NSW Govt Backs New Volunteering Strategy with $2M Funding
10 May 2016 at 10:46 am
More than $2 million will be invested on initiatives to recruit, support and recognise volunteers in NSW, as part of a new four-year strategy released by the state government during National Volunteer Week.
The minister responsible for volunteering, John Ajaka, released the second NSW Volunteering Strategy 2016-2020 hot on the heels of the federal budget, which saw a significant drop in volunteer funding over the next four years, as well as new data confirming that volunteering rates in NSW and Australia were under pressure.
“A key focus of the NSW Volunteer Strategy is making it easier than ever for people to volunteer. We are investing in new and better ways of connecting people who want to make a real difference with organisations who need their support,” Ajaka said.
The strategy highlights six priority action areas, including an emphasis on making better use of new technology to attract more volunteers.
“As part of the NSW Volunteering Strategy, a new volunteer recruitment website will be developed that will enable volunteers to find opportunities in their local communities, and support organisations to advertise volunteering roles,” Ajaka said.
“Furthermore, a new mainstream media campaign will also be launched to recruit more people to volunteering and help them navigate their way to new opportunities.”
He said the strategy would also expand the Statement of Principles for the Recognition of Volunteers, which promotes dignity and respect for 800,000 volunteers in NSW, as well as increased support for the Volunteer of the Year Awards and the Premier’s Volunteer Recognition Program.
The strategy also includes the development of the NSW Volunteering Participation Portal and apps that are relevant to people from different backgrounds and ages, and with varying degrees of technology literacy, particularly for people with disability.
Online tools to support volunteers transitioning to new roles and expanding the use of volunteer “timebanking” for people across all life stages will also be developed.
“The NSW Volunteering Strategy 2016-2020, is a four year plan that will build on the accomplishments of the first. The Strategy recognises that everyone who wants to volunteer should be supported to do so,” Ajaka said.

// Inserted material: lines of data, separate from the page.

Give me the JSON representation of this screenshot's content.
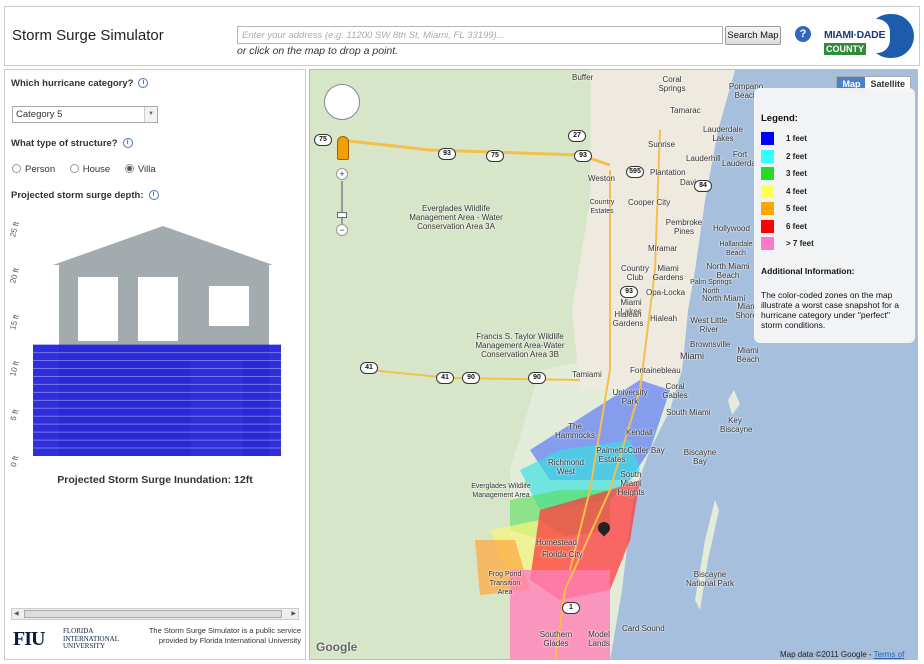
{
  "header": {
    "title": "Storm Surge Simulator",
    "address_placeholder": "Enter your address (e.g. 11200 SW 8th St, Miami, FL 33199)...",
    "search_button": "Search Map",
    "hint": "or click on the map to drop a point.",
    "help_icon": "?",
    "logo_line1": "MIAMI·DADE",
    "logo_line2": "COUNTY"
  },
  "left": {
    "category_question": "Which hurricane category?",
    "category_selected": "Category 5",
    "structure_question": "What type of structure?",
    "structure_options": [
      "Person",
      "House",
      "Villa"
    ],
    "structure_selected": "Villa",
    "depth_label": "Projected storm surge depth:",
    "inundation_text": "Projected Storm Surge Inundation: 12ft",
    "chart": {
      "y_ticks": [
        "25 ft",
        "20 ft",
        "15 ft",
        "10 ft",
        "5 ft",
        "0 ft"
      ],
      "surge_ft": 12,
      "max_ft": 25,
      "house_color": "#a3abae",
      "water_color": "#2323d8"
    },
    "fiu_mark": "FIU",
    "fiu_text": [
      "FLORIDA",
      "INTERNATIONAL",
      "UNIVERSITY"
    ],
    "footer_note": "The Storm Surge Simulator is a public service provided by Florida International University"
  },
  "map": {
    "type_buttons": [
      "Map",
      "Satellite"
    ],
    "type_active": "Map",
    "legend_title": "Legend:",
    "legend_items": [
      {
        "label": "1 feet",
        "color": "#0000ff"
      },
      {
        "label": "2 feet",
        "color": "#33ffff"
      },
      {
        "label": "3 feet",
        "color": "#22dd22"
      },
      {
        "label": "4 feet",
        "color": "#ffff55"
      },
      {
        "label": "5 feet",
        "color": "#ffa500"
      },
      {
        "label": "6 feet",
        "color": "#ff0000"
      },
      {
        "label": "> 7 feet",
        "color": "#ff77cc"
      }
    ],
    "additional_title": "Additional Information:",
    "additional_text": "The color-coded zones on the map illustrate a worst case snapshot for a hurricane category under \"perfect\" storm conditions.",
    "attribution": "Map data ©2011 Google -",
    "terms": "Terms of Use",
    "google": "Google",
    "places": [
      {
        "name": "Buffer",
        "id": "buffer"
      },
      {
        "name": "Pompano Beach",
        "id": "pompano"
      },
      {
        "name": "Coral Springs",
        "id": "coral-springs"
      },
      {
        "name": "Tamarac",
        "id": "tamarac"
      },
      {
        "name": "Lauderdale Lakes",
        "id": "lauderdale-lakes"
      },
      {
        "name": "Lauderhill",
        "id": "lauderhill"
      },
      {
        "name": "Sunrise",
        "id": "sunrise"
      },
      {
        "name": "Plantation",
        "id": "plantation"
      },
      {
        "name": "Fort Lauderdale",
        "id": "fort-lauderdale"
      },
      {
        "name": "Weston",
        "id": "weston"
      },
      {
        "name": "Davie",
        "id": "davie"
      },
      {
        "name": "Country Estates",
        "id": "country-estates"
      },
      {
        "name": "Cooper City",
        "id": "cooper-city"
      },
      {
        "name": "Pembroke Pines",
        "id": "pembroke-pines"
      },
      {
        "name": "Hollywood",
        "id": "hollywood"
      },
      {
        "name": "Hallandale Beach",
        "id": "hallandale"
      },
      {
        "name": "Miramar",
        "id": "miramar"
      },
      {
        "name": "Miami Gardens",
        "id": "miami-gardens"
      },
      {
        "name": "North Miami Beach",
        "id": "north-miami-beach"
      },
      {
        "name": "Country Club",
        "id": "country-club"
      },
      {
        "name": "Opa-Locka",
        "id": "opa-locka"
      },
      {
        "name": "North Miami",
        "id": "north-miami"
      },
      {
        "name": "Palm Springs North",
        "id": "palm-springs-north"
      },
      {
        "name": "Miami Lakes",
        "id": "miami-lakes"
      },
      {
        "name": "Hialeah Gardens",
        "id": "hialeah-gardens"
      },
      {
        "name": "Hialeah",
        "id": "hialeah"
      },
      {
        "name": "West Little River",
        "id": "west-little-river"
      },
      {
        "name": "Miami Shores",
        "id": "miami-shores"
      },
      {
        "name": "Brownsville",
        "id": "brownsville"
      },
      {
        "name": "Miami",
        "id": "miami"
      },
      {
        "name": "Miami Beach",
        "id": "miami-beach"
      },
      {
        "name": "Everglades Wildlife Management Area - Water Conservation Area 3A",
        "id": "ewma-3a"
      },
      {
        "name": "Francis S. Taylor Wildlife Management Area-Water Conservation Area 3B",
        "id": "ewma-3b"
      },
      {
        "name": "Tamiami",
        "id": "tamiami"
      },
      {
        "name": "Fontainebleau",
        "id": "fontainebleau"
      },
      {
        "name": "University Park",
        "id": "university-park"
      },
      {
        "name": "Coral Gables",
        "id": "coral-gables"
      },
      {
        "name": "Key Biscayne",
        "id": "key-biscayne"
      },
      {
        "name": "South Miami",
        "id": "south-miami"
      },
      {
        "name": "The Hammocks",
        "id": "hammocks"
      },
      {
        "name": "Kendall",
        "id": "kendall"
      },
      {
        "name": "Biscayne Bay",
        "id": "biscayne-bay"
      },
      {
        "name": "Richmond West",
        "id": "richmond-west"
      },
      {
        "name": "Palmetto Estates",
        "id": "palmetto-estates"
      },
      {
        "name": "Cutler Bay",
        "id": "cutler-bay"
      },
      {
        "name": "South Miami Heights",
        "id": "smh"
      },
      {
        "name": "Everglades Wildlife Management Area",
        "id": "ewma"
      },
      {
        "name": "Homestead",
        "id": "homestead"
      },
      {
        "name": "Florida City",
        "id": "florida-city"
      },
      {
        "name": "Frog Pond Transition Area",
        "id": "frog-pond"
      },
      {
        "name": "Biscayne National Park",
        "id": "biscayne-np"
      },
      {
        "name": "Southern Glades",
        "id": "southern-glades"
      },
      {
        "name": "Model Lands",
        "id": "model-lands"
      },
      {
        "name": "Card Sound",
        "id": "card-sound"
      }
    ],
    "shields": [
      "27",
      "75",
      "93",
      "75",
      "93",
      "595",
      "84",
      "93",
      "41",
      "41",
      "90",
      "90",
      "1"
    ]
  }
}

“We know that decisions people make early in life influence their later lives, so there will be a strong focus on attracting young people to volunteering. People who are newly retired, or nearing retirement, will also be supported to explore the range of volunteering opportunities in their local communities.
“Many volunteers are contributing in new ways, participating online, in corporate volunteering programs, or informally volunteering in their local neighbourhoods. People want to volunteer when and how they can.”

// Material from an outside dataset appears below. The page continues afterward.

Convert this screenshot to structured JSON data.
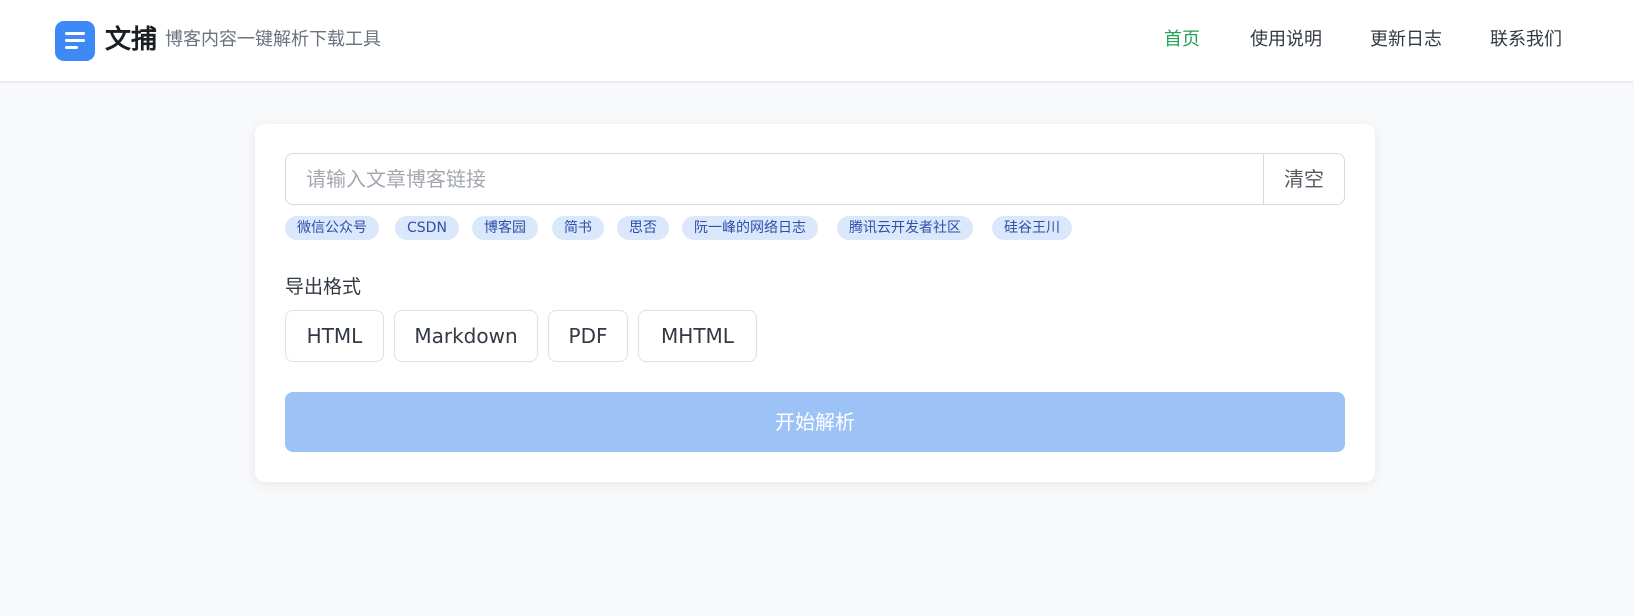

New Volunteering Australia data released in April confirmed that volunteering rates in NSW and across Australia were under pressure, and that organisations needed to better align volunteering opportunities with the interests of prospective volunteers.
In line with the recent ABS data signifying a 5 per cent decline in volunteering over the past five years, the State of Volunteering in Australia report indicated that volunteers were feeling the pressure, that they were time poor and those barriers to volunteering needed to be removed.

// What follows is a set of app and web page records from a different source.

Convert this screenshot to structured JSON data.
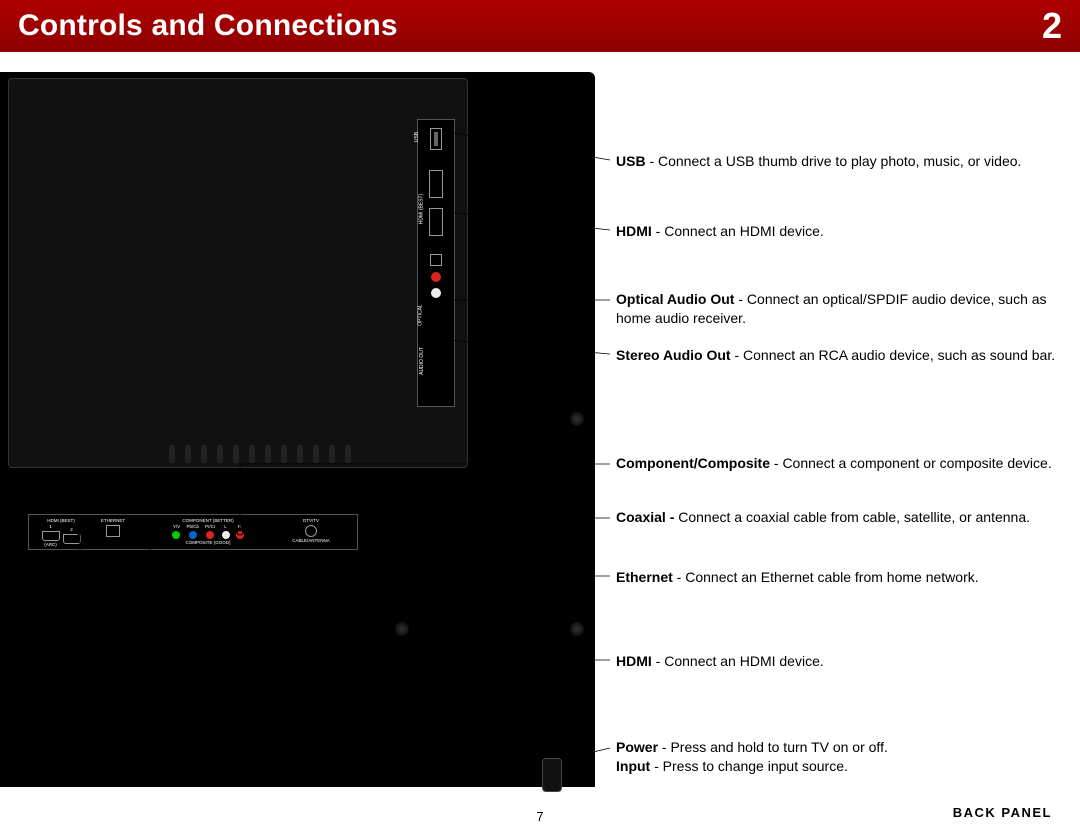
{
  "header": {
    "title": "Controls and Connections",
    "chapter": "2"
  },
  "callouts": {
    "usb": {
      "bold": "USB",
      "text": " - Connect a USB thumb drive to play photo, music, or video."
    },
    "hdmi_side": {
      "bold": "HDMI",
      "text": " - Connect an HDMI device."
    },
    "optical": {
      "bold": "Optical Audio Out",
      "text": " - Connect an optical/SPDIF audio device, such as home audio receiver."
    },
    "stereo": {
      "bold": "Stereo Audio Out",
      "text": " - Connect an RCA audio device, such as sound bar."
    },
    "component": {
      "bold": "Component/Composite",
      "text": " - Connect a component or composite device."
    },
    "coax": {
      "bold": "Coaxial - ",
      "text": "Connect a coaxial cable from cable, satellite, or antenna."
    },
    "ethernet": {
      "bold": "Ethernet",
      "text": " - Connect an Ethernet cable from home network."
    },
    "hdmi_bottom": {
      "bold": "HDMI",
      "text": " - Connect an HDMI device."
    },
    "power": {
      "bold": "Power",
      "text": " - Press and hold to turn TV on or off."
    },
    "input": {
      "bold": "Input",
      "text": " - Press to change input source."
    }
  },
  "port_labels": {
    "side": {
      "usb": "USB",
      "hdmi": "HDMI (BEST)",
      "optical": "OPTICAL",
      "audio_out": "AUDIO OUT"
    },
    "bottom": {
      "hdmi": "HDMI (BEST)",
      "arc": "(ARC)",
      "n1": "1",
      "n2": "2",
      "ethernet": "ETHERNET",
      "component": "COMPONENT (BETTER)",
      "composite": "COMPOSITE (GOOD)",
      "yv": "Y/V",
      "pbcb": "Pb/Cb",
      "prcr": "Pr/Cr",
      "l": "L",
      "r": "R",
      "dtv": "DTV/TV",
      "cable": "CABLE/ANTENNA"
    }
  },
  "footer": {
    "back_panel": "BACK PANEL",
    "page": "7"
  }
}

The Centre for Volunteering CEO Gemma Rygate said the government strategy and funding was a positive step when volunteering was a crucial factor in building healthy communities.
“In particular, the marketing piece around selling volunteering, the investment in professional development that was a positive step in enhancing volunteer management and the support for acknowledging volunteers through awards.
“Australians are still keen volunteers with 5.8 million Australians (or 31 per cent) volunteering in the past 12 months,” Rygate said.
She said it was important to highlight that modern volunteering need not be time-consuming, including online and one-off volunteering.
National Volunteering Week runs from 9 to 15 May.